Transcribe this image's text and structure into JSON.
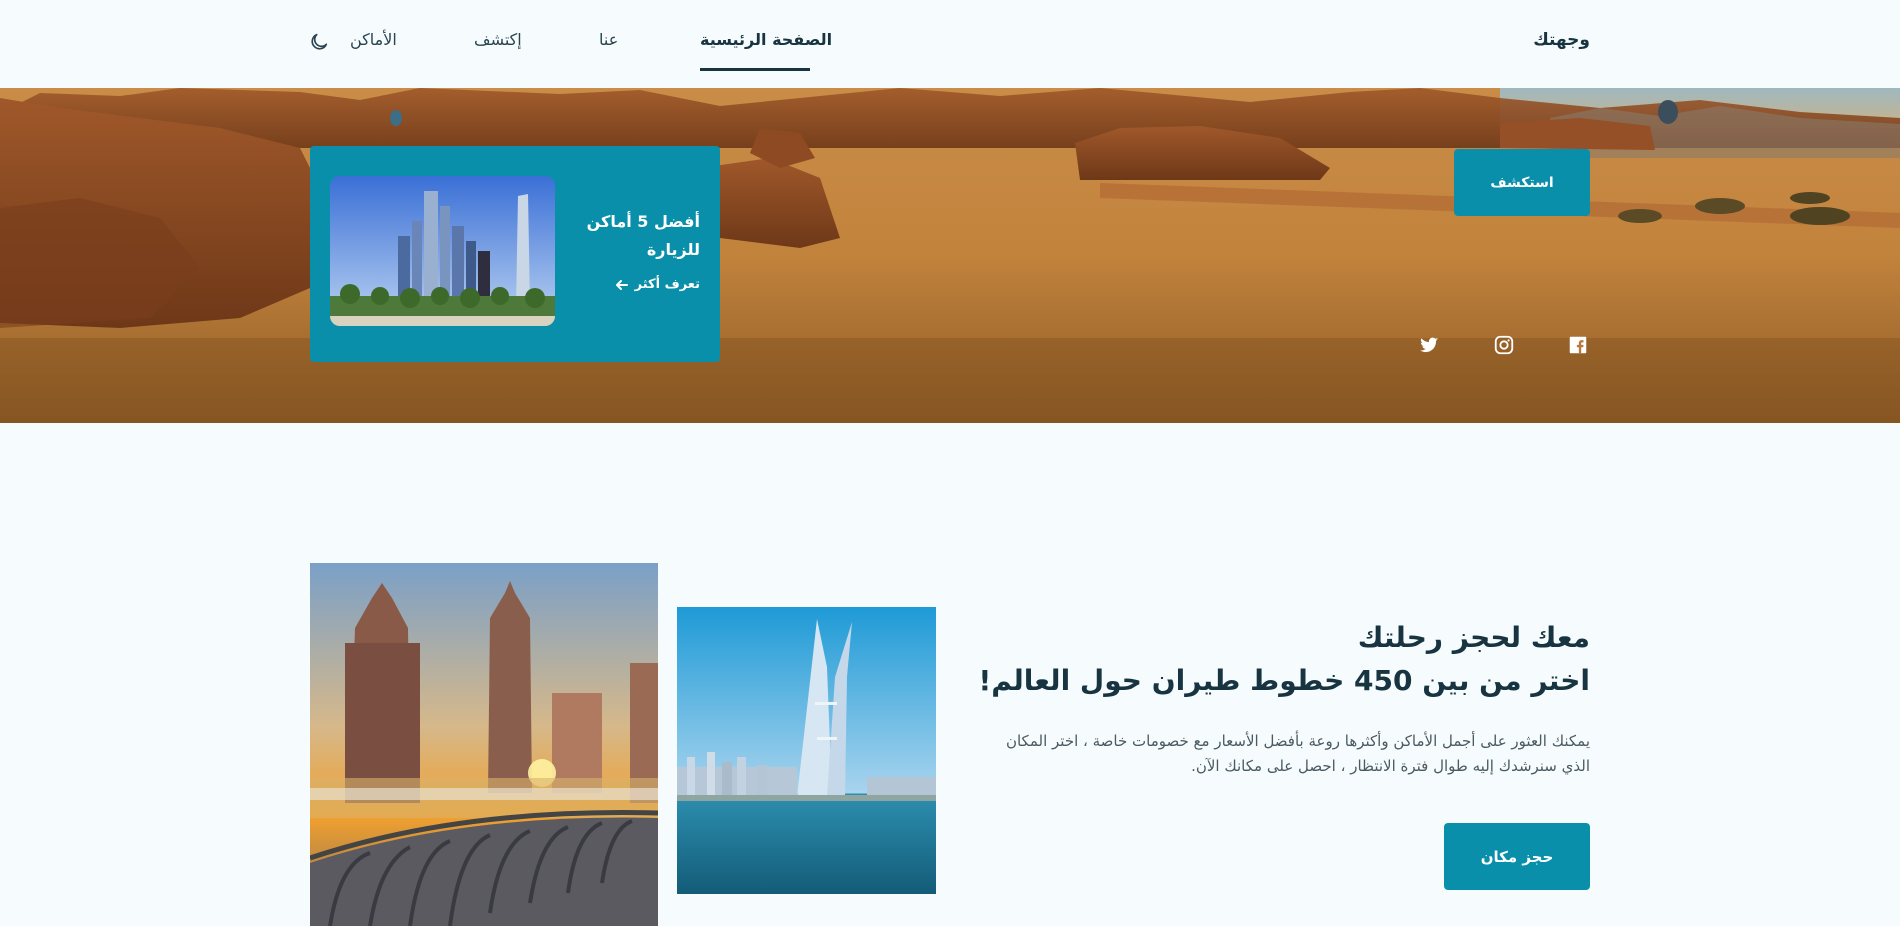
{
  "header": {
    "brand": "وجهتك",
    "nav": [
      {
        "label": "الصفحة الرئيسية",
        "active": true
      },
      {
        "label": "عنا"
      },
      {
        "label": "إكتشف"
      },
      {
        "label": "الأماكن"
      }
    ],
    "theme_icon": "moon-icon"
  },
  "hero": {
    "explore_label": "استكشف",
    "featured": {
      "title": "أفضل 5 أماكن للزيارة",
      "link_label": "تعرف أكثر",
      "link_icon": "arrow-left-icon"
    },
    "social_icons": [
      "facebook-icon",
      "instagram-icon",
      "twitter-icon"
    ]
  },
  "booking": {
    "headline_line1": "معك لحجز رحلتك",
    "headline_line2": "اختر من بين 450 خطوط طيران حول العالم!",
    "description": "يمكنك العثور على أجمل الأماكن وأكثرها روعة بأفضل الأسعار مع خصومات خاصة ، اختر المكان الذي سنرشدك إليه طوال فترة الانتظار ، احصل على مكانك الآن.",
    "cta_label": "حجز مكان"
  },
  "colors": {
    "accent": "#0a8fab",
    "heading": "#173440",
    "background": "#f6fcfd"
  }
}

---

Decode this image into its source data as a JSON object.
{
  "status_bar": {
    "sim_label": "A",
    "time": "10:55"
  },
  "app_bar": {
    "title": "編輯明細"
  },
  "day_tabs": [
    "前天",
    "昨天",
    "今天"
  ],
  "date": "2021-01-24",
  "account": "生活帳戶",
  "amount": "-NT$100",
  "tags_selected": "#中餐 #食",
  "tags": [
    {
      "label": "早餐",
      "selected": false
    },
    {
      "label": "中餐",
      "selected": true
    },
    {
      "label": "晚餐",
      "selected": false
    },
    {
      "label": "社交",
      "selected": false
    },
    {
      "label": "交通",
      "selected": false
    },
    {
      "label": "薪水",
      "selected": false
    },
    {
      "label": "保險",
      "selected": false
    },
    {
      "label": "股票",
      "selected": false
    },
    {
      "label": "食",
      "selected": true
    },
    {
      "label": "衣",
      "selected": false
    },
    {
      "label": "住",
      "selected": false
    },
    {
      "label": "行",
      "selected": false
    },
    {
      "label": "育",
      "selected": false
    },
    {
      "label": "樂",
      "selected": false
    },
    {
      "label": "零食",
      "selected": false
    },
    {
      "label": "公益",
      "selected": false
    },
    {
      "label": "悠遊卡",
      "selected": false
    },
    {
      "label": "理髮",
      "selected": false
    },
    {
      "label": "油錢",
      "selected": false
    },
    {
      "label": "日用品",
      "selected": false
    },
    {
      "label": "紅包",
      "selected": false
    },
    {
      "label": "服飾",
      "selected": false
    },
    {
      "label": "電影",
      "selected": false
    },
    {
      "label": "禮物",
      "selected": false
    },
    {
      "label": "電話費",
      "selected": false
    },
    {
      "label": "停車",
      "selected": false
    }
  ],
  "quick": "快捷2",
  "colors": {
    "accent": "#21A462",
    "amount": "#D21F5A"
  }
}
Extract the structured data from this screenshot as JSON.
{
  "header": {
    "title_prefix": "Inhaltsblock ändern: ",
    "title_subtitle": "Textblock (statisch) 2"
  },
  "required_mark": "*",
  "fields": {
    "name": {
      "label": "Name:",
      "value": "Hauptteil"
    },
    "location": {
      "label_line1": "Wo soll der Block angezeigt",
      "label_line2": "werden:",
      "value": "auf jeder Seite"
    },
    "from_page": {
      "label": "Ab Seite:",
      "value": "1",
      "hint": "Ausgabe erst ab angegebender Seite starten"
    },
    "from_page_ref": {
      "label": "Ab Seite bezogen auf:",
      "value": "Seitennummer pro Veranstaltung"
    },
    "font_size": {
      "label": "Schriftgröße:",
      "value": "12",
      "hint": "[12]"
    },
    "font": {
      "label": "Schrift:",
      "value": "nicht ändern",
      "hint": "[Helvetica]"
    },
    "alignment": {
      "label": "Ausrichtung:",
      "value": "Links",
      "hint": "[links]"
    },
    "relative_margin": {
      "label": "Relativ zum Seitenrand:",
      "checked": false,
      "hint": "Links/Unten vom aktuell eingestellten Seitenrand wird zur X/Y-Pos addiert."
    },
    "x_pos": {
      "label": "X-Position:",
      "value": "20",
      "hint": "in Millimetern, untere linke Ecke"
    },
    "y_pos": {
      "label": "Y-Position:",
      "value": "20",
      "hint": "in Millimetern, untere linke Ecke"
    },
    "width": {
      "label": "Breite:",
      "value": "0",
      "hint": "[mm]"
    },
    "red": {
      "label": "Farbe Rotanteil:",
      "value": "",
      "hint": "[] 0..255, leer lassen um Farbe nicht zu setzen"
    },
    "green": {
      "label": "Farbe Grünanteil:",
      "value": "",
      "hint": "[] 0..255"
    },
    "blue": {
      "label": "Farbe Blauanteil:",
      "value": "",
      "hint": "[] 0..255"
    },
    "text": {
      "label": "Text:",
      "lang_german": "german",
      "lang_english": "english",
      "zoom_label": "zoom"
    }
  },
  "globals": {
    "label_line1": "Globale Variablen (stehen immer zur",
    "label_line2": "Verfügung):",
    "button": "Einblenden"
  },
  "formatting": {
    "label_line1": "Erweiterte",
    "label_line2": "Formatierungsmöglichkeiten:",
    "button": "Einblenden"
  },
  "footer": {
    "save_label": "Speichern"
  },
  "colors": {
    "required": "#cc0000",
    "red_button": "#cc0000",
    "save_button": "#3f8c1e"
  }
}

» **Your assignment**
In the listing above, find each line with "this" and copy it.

» **Solution**
Transcribe this image's text and structure into JSON.
Decode this image into its source data as a JSON object.
Extract the structured data from this screenshot as JSON.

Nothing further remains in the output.